Nick Chater explains viral 'cat on the stairs' illusion

15 April 2015

First there was ‘the dress’ now there is the ‘cat on the stairs’ that is confounding the internet and providing an optical illusion that has divided opinion.

A picture first posted on of a cat has gone viral, confusing the internet as to whether it is going up or down the stairs.

The dress caused a similar frenzy with social media arguments breaking out whether it was blue and black or white and gold. Buzzfeed’s article highlighting the online debate was shared by 20 million people around the globe.

The cat picture has sparked a similar debate, with nearly 4,000 comments on and more than 750,000 views on image sharing site Imgur.

Just like the dress image the picture of the cat highlights how our vision is a top-down process, with our brains having to interpret everything we see.

Nick Chater, Professor of Behavioural Science, reveals just what is going on and why our eyes are so confused when we look at the cat picture.

"We see in 3D, even though our eyes only receive 2D images,” said Professor Chater. “This seems puzzling, because it can be shown mathematically that there is an implied number of 3D scenes that will create the same 2D images. Most of the time, our brain is spectacularly good at solving this problem. It usually turns out that precisely one 3D interpretation is 'sensible' and all the others are bizarre, in one way or another.

It's just like an illusion: This picture has caused a huge internet debate because our brain has to interpret 2D images into 3D ones


"Our brain uses the most sensible 3D interpretation; and mostly - except when we are being subjected to cunning visual illusions - this works just fine.
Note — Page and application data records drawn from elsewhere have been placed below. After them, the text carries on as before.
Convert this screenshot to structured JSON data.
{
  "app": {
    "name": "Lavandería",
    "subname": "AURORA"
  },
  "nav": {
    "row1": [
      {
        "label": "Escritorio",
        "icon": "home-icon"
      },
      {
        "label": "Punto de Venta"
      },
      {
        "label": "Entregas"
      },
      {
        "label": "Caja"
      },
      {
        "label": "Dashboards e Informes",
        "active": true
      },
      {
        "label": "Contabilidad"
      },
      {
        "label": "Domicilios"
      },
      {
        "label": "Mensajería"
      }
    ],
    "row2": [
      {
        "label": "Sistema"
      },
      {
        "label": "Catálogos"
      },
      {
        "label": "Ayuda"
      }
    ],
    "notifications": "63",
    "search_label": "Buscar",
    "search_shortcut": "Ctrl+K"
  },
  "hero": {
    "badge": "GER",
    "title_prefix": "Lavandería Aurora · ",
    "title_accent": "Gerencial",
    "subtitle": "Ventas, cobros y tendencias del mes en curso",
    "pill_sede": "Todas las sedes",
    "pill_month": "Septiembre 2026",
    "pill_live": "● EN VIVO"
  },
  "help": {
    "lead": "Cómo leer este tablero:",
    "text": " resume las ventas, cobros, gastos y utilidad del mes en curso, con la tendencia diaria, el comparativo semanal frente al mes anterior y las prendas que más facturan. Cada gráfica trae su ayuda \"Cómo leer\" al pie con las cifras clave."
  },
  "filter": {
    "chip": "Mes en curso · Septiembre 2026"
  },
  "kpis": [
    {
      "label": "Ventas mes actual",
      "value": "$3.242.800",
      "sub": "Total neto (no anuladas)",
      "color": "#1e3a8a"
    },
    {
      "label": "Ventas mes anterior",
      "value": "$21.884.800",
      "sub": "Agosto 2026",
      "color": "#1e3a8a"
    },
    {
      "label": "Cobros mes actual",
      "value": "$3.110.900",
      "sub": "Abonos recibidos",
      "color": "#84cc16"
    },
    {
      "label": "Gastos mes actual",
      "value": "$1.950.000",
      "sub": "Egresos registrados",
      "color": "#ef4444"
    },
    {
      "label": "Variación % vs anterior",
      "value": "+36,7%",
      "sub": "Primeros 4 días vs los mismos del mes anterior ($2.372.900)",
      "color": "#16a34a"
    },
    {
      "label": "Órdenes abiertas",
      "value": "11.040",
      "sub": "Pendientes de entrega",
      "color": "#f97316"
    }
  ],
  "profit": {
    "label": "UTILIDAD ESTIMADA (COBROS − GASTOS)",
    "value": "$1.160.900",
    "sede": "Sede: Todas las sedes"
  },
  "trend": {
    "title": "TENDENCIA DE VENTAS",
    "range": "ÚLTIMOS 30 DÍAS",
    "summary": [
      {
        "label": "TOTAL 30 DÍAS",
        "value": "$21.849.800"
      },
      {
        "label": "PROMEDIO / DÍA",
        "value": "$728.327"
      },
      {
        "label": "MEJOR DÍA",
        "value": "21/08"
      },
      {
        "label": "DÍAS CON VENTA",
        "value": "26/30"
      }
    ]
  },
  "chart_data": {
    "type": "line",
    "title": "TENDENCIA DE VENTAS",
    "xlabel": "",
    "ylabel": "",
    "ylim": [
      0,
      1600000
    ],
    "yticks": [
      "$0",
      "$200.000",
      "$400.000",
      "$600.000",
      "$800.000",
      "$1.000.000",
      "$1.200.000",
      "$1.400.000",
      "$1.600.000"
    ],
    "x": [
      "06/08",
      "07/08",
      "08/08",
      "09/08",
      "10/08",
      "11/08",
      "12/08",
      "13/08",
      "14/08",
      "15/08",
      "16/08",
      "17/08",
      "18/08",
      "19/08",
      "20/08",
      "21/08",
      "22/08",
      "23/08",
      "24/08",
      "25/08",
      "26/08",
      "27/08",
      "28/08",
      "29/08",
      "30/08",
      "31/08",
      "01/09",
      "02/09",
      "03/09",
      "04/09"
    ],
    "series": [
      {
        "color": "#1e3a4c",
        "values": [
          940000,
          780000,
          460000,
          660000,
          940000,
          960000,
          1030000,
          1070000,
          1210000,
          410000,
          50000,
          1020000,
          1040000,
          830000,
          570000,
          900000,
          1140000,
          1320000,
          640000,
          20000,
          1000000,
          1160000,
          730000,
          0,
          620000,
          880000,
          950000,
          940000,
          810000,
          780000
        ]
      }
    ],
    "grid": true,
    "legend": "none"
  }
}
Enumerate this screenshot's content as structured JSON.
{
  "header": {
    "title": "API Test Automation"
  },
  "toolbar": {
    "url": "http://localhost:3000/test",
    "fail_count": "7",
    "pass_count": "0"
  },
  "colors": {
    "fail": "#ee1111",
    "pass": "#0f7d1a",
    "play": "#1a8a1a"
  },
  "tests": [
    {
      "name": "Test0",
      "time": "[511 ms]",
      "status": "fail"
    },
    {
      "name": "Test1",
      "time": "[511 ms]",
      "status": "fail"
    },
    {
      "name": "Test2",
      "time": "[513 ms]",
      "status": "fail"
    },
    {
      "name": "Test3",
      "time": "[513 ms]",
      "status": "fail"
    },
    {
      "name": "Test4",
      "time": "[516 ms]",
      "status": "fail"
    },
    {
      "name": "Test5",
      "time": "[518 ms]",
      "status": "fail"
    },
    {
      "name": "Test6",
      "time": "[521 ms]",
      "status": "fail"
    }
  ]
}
“But sometimes there are two equally plausible 3D interpretations of the same 2D image. Famous examples include the Necker cube and Rubin's face-vase illusion. Then, the brain flips between one interpretation and the other."

This is what is going on with the cat picture and Professor Chater says the way the image has been cunningly put together has confused our normally reliable brains.

Professor Chater said: “Why does the 'cat on the stairs' picture have two interpretations? The key is the amorphous light grey square at the top of the picture. Consider the angle between the plane of the staircase and the surface represented by this grey patch.

“When we see the cat as coming downstairs, the light grey patch is interpreted as a ceiling - and this makes an acute, roughly 45 degrees, angle with the staircase.

“But when we see the cat as going upstairs, the light grey square is now interpreted as the floor - and this makes an obtuse, roughly 135 degrees, angle with the staircase.

“If we could only tell the slant of the mysterious square patch in relation to the staircase, we would then know if it was floor or ceiling, and so there would no ambiguity. But the image cleverly leaves the grey square bereft of any clues, so we flip from one interpretation to the other.”

Listen to more from Professor Nick Chater on BBC Radio 4's The Human Zoo and take part in behavioural science experiments at the weblab.

Professor Nick Chater teaches Behavioural Sciences for the Manager on the Warwick Executive MBA and Principles of Cognition on the suite of MSc Business courses. He also teaches Emotions in Business on Warwick Business School's Undergraduate courses.

Join the conversation

WBS on social media